The name Colobus comes from the Greek word Kolobós meaning “docked” pertaining to their very small thumbs. A Colobus’ thumb being small allows it to swing through trees with more efficiency, using their 4 fingers as hooks to swing from branches. They are considered the most arboreal (tree-dwelling) monkey.
They mostly live-in high-density forests in Central African countries such as Benin, Cameroon, Chad, Ghana, Sierra Leone and Kenya. Their diet consists primarily of leaves whilst occasionally eating fruits and flowers. They can live up to 30 years and have a gestation period of 6 months. These monkeys have complicated social groups which differ greatly in size and structure. Groups tend to be territorial and size can range from as little as 3 and up 15 individuals. Previously, they were thought to live in groups consisting of one dominant male and several females. However, groups with multi-male and multi-female members have been observed. Allomothering (where parental care is given by a group member that isn’t a biological parent) is often seen in this species.
They can be susceptible to hunting for the bush-meat trade and for their fur and skin. But this species is known to be especially vigilant when in low-canopy and whilst not in close quarters to other members. They are also threatened by logging and habit fragmentation.
Colobus Conservation is a not-for-profit organization that works to support and advocate conservation, to ensure the long-term survival of the nationally threatened Angolan Black and White Colobus monkey (Colobus angolensis palliatus) and other primates on the South Coast of Kenya. Their work focuses on the following areas; Conservation, Animal Welfare, and Education. They have numerous projects concentrating on data collection, solutions for human/primate conflicts, primate protection and rescue, community social development and education, forest protection/enrichment and eco-tourism awareness program.
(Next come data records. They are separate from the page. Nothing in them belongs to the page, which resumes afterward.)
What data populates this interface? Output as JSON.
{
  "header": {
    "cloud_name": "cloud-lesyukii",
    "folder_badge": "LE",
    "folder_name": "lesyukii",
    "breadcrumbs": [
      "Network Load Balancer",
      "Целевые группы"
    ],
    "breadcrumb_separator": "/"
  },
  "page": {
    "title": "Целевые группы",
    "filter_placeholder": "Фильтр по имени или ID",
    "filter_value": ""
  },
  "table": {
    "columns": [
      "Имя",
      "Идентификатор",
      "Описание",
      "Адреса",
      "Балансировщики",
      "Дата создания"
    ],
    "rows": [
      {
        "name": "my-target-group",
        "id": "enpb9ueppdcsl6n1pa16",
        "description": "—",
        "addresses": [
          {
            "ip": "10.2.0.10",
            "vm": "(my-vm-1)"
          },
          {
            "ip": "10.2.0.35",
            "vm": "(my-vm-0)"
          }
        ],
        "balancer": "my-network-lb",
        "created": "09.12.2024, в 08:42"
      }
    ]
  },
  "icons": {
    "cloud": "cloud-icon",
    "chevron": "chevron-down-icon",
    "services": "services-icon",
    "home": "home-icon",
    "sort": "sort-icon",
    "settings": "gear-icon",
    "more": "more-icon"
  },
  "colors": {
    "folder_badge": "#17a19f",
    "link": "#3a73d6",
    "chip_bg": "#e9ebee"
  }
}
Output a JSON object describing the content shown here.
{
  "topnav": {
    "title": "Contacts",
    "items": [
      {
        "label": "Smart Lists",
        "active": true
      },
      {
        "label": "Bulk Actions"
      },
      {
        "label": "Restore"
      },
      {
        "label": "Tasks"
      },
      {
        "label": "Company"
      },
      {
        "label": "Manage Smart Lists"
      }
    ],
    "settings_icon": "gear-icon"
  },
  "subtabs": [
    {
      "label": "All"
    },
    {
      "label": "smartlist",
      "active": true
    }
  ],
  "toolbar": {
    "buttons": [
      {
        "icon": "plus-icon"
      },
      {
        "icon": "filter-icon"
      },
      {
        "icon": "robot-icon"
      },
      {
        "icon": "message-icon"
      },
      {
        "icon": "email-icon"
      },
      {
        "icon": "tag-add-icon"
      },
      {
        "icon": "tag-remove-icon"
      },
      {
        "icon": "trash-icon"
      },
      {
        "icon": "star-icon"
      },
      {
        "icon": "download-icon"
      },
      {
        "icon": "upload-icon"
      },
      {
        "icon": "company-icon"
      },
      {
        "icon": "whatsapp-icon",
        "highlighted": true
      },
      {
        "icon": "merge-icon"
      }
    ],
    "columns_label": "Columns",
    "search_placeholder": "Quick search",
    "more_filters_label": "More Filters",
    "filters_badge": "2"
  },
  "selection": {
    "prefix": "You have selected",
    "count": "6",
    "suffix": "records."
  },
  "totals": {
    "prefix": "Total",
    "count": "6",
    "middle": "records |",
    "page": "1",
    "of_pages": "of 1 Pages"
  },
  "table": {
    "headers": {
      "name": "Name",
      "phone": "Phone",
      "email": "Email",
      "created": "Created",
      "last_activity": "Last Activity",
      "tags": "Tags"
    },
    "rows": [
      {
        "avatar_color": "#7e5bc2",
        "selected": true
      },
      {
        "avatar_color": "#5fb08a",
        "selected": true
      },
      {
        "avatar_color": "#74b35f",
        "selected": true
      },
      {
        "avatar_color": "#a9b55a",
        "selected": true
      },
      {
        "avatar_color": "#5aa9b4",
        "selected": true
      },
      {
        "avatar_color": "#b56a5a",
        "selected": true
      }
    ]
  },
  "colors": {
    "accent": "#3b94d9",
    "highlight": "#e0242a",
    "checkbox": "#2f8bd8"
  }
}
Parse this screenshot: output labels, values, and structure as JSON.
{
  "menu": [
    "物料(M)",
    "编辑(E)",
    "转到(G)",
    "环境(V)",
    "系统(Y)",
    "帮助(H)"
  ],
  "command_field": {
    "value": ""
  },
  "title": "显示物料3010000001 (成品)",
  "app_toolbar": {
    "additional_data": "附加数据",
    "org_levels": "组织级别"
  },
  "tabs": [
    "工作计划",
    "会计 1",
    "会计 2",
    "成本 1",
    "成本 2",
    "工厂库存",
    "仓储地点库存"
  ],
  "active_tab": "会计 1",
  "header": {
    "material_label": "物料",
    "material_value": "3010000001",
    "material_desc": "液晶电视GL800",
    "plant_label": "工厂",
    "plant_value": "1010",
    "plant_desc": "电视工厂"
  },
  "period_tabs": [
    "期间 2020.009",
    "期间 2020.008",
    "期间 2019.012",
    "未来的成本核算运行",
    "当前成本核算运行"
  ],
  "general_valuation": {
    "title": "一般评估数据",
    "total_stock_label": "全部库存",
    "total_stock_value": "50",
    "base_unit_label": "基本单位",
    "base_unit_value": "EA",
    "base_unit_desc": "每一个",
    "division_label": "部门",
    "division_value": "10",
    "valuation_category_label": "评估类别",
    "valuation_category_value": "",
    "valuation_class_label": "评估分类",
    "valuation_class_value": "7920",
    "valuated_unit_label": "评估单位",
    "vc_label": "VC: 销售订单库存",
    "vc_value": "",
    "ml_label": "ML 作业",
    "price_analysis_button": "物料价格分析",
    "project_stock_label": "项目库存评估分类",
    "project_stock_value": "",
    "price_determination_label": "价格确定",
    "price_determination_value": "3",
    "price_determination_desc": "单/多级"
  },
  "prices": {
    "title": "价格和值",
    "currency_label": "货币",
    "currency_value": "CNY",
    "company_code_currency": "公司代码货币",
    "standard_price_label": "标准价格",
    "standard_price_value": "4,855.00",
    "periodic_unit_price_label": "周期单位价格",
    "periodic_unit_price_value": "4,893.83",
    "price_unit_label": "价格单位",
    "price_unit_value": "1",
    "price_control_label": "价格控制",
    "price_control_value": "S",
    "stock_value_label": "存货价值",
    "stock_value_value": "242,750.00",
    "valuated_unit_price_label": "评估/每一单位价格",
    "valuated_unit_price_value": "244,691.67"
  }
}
Written by Emily Elmer – Wildlife Conservation Today Contributor